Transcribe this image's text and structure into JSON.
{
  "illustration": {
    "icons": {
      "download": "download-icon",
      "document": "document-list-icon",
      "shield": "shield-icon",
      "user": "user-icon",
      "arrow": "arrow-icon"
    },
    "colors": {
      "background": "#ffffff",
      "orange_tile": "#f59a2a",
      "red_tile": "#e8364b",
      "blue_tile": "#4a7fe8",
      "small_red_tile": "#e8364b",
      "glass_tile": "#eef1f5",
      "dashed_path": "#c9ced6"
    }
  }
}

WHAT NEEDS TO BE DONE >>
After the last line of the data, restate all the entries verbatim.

WRITTEN RESPONSE >>
Transcribe this image's text and structure into JSON.
{
  "illustration": {
    "icons": {
      "download": "download-icon",
      "document": "document-list-icon",
      "shield": "shield-icon",
      "user": "user-icon",
      "arrow": "arrow-icon"
    },
    "colors": {
      "background": "#ffffff",
      "orange_tile": "#f59a2a",
      "red_tile": "#e8364b",
      "blue_tile": "#4a7fe8",
      "small_red_tile": "#e8364b",
      "glass_tile": "#eef1f5",
      "dashed_path": "#c9ced6"
    }
  }
}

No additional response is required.